Michel said, “COVID-19 has exposed weaknesses and divisions across our societies, and now, it is time to come together as one global community to build a pandemic defense for future generations that extends far beyond this crisis.”
Michel compared the situation to post-World War II, when the world’s leaders came together to build a “multi-lateral model” for international cooperation.”
Such a treaty would state that the health of humans, animals and the planet are all connected and should lead to shared responsibility, transparency and cooperation globally.
Tedros said the treaty would help to tackle gaps exposed by COVID-19, strengthen implementation of international health regulations and provide a framework for cooperation in areas such as pandemic prevention and response.

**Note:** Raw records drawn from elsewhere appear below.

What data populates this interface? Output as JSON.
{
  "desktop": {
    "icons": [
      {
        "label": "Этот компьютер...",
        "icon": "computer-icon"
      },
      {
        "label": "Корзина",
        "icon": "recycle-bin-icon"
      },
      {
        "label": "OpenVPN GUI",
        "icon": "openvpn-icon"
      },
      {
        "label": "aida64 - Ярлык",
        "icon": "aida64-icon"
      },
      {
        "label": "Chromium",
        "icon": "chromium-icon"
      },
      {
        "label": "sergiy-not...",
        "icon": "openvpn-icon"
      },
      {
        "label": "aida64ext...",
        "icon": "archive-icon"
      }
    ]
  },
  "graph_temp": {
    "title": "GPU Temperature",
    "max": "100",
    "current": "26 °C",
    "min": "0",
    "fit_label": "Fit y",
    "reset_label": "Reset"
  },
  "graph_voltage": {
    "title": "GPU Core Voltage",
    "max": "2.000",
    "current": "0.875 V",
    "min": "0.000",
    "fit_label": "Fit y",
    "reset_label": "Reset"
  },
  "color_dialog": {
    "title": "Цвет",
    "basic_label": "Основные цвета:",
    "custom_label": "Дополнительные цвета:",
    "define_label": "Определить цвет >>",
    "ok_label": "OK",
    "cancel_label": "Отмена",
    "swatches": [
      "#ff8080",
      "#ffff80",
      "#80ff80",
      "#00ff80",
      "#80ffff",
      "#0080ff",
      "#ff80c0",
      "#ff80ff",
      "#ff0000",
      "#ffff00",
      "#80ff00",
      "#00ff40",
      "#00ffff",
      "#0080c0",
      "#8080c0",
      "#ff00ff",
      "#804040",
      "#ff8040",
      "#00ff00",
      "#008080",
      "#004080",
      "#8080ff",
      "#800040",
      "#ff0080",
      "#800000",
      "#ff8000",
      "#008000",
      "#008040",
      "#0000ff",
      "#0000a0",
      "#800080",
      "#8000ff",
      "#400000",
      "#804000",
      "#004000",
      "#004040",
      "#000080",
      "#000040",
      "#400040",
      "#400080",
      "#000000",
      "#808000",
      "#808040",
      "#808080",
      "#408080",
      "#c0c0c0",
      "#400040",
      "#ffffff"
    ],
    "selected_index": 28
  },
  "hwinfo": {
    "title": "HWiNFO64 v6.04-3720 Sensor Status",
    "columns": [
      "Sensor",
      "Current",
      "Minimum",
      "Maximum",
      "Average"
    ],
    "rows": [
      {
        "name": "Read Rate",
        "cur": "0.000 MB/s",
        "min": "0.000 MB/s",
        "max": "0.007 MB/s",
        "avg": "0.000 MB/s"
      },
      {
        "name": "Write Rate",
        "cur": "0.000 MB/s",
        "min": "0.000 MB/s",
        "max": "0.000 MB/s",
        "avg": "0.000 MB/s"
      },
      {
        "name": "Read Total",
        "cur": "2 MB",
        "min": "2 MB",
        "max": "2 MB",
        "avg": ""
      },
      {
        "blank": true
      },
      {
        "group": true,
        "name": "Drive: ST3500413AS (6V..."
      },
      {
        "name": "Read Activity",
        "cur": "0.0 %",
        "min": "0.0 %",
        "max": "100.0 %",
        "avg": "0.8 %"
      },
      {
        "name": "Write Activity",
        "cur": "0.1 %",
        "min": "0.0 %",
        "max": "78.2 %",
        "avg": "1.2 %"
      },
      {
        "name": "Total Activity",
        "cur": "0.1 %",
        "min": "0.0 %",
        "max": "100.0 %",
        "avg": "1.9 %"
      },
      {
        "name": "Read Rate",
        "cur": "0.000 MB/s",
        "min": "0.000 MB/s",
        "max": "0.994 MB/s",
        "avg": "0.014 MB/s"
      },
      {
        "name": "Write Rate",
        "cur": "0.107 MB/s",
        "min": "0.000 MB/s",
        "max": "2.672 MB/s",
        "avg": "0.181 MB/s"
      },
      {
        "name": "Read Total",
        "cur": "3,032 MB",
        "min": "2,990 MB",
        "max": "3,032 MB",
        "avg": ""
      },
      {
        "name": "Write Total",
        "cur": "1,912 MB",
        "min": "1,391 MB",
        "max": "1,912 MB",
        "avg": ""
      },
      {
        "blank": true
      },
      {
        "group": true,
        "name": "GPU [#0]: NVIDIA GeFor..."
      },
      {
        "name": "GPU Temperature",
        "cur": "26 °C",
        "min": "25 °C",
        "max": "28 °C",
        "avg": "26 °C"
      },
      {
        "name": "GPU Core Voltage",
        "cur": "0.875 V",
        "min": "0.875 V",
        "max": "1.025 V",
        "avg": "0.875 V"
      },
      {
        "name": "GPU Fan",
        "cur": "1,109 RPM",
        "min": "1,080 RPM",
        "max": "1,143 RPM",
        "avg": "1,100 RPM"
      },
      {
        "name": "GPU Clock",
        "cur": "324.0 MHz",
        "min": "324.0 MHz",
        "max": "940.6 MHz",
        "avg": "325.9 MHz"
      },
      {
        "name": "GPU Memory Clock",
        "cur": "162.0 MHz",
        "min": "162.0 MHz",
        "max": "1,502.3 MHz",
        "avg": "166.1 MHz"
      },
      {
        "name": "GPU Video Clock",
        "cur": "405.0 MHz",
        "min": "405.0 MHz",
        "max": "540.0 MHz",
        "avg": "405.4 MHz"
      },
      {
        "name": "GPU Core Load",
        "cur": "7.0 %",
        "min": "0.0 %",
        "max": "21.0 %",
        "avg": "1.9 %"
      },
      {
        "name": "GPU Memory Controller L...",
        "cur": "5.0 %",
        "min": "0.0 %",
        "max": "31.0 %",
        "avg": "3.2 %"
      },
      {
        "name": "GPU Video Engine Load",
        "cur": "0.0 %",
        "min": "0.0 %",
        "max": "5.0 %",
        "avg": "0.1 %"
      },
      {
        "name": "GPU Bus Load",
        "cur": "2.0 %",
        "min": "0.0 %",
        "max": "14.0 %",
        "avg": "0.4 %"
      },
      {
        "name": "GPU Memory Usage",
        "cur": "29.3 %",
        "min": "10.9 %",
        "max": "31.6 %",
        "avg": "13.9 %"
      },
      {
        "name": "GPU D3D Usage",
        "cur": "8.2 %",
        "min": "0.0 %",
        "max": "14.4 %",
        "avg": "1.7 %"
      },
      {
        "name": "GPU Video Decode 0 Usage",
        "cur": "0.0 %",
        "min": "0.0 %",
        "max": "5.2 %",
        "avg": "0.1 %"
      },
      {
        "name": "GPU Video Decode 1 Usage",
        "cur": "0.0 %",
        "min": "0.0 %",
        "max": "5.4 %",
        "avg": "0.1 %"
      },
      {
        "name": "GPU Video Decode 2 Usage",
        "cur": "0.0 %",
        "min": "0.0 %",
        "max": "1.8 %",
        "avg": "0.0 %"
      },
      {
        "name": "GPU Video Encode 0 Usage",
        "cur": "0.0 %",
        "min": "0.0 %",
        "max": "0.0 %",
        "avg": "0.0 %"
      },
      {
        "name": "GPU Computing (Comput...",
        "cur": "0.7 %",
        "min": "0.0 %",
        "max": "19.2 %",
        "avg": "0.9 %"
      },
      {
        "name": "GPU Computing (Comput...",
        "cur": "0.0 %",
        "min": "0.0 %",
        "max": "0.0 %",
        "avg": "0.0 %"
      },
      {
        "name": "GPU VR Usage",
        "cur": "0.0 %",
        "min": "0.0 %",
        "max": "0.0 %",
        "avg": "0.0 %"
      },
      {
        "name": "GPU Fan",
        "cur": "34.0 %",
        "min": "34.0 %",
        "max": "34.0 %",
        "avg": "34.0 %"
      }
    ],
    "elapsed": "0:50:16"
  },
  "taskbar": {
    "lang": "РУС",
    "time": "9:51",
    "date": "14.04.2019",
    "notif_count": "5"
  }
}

He said, “The treaty, which could be taken forward by the World Health Assembly, would be based on the WHO constitution including the principles of health for all and no discrimination.” He said WHO member states would determine the content and whether it was ratified.
He also said that in discussions they have had with member states, all – including the United States and China – have reacted positively to the proposal.